## TASK GOAL
Say how many lines of the data contain "rating", and nothing more.
══════════════════════════════
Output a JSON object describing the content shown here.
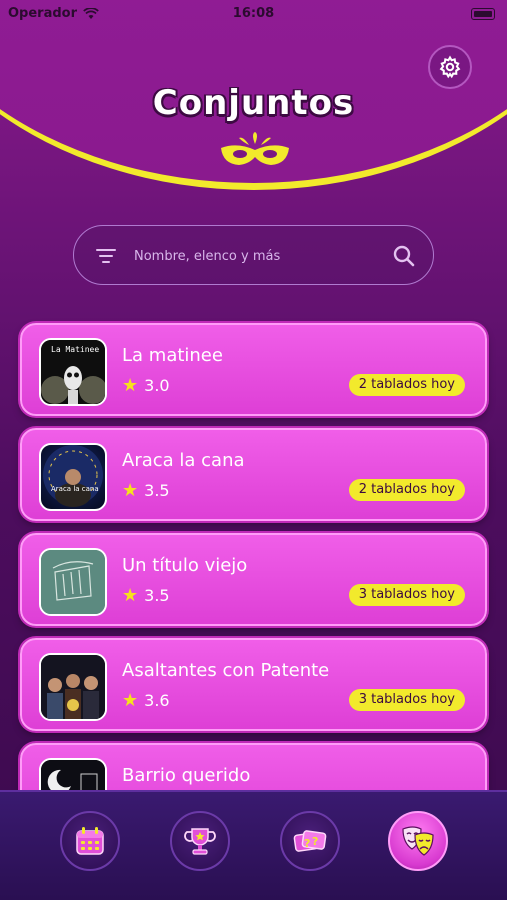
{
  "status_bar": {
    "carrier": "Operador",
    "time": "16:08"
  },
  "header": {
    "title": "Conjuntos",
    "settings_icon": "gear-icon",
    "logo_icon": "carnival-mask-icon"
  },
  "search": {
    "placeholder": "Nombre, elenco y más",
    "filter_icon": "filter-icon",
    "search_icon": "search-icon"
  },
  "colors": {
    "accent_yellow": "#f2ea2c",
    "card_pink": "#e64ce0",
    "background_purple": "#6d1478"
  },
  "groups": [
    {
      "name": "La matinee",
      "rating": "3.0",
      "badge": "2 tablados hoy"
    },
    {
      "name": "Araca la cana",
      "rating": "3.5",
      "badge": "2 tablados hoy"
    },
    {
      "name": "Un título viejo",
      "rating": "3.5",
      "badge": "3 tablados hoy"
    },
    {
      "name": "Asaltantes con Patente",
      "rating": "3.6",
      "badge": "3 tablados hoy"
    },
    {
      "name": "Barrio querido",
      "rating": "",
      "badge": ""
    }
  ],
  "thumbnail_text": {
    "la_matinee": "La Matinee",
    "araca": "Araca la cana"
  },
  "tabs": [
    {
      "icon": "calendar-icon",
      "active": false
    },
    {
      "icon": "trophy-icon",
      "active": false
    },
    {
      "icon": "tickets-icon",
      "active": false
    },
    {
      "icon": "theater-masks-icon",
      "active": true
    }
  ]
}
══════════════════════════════
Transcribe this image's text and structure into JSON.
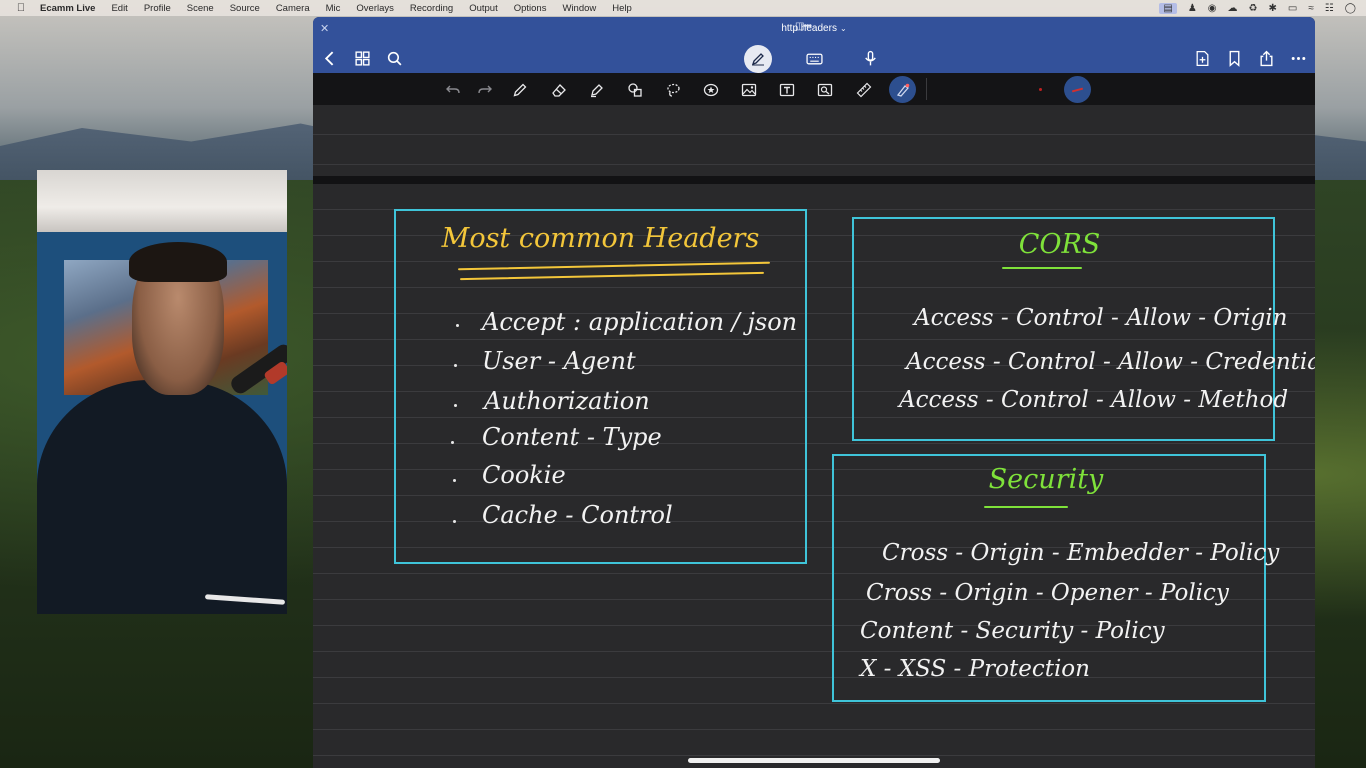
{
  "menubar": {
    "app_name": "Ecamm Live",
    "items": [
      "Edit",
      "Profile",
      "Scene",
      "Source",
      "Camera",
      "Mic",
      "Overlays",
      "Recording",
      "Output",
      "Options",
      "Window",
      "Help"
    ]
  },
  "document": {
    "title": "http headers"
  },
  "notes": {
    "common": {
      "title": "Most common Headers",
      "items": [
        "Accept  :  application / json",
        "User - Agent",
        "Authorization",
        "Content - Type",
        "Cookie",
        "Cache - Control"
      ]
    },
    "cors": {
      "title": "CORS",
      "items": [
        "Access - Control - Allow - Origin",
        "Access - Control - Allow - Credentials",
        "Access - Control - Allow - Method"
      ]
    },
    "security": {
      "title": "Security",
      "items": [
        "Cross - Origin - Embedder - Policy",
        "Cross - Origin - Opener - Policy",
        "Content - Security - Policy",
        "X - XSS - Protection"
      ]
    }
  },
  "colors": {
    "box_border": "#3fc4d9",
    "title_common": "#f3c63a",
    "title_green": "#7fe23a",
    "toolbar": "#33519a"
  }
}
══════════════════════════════
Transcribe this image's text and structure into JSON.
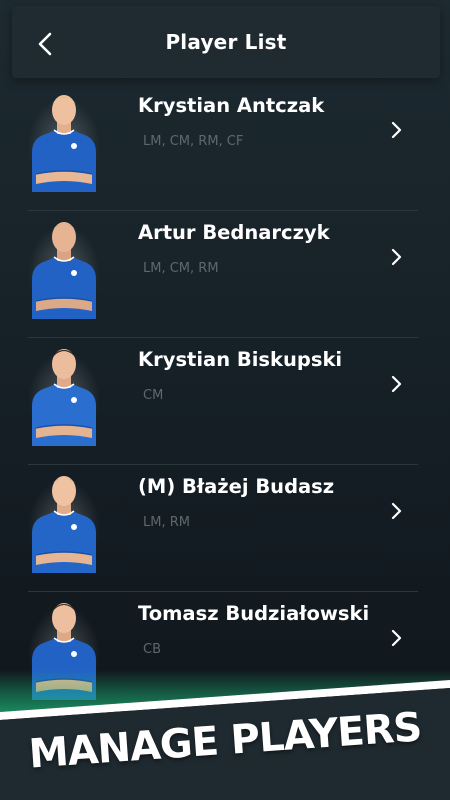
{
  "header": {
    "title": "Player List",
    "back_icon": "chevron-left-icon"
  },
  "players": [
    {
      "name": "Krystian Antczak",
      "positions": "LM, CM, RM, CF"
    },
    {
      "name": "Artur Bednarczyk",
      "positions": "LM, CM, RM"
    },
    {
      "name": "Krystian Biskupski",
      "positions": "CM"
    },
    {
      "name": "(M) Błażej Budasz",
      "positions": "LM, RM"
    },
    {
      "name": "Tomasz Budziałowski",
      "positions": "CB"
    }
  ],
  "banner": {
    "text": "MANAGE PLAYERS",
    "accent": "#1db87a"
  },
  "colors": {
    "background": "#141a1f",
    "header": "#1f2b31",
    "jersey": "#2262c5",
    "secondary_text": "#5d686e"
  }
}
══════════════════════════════
## YOUR SOLUTION
5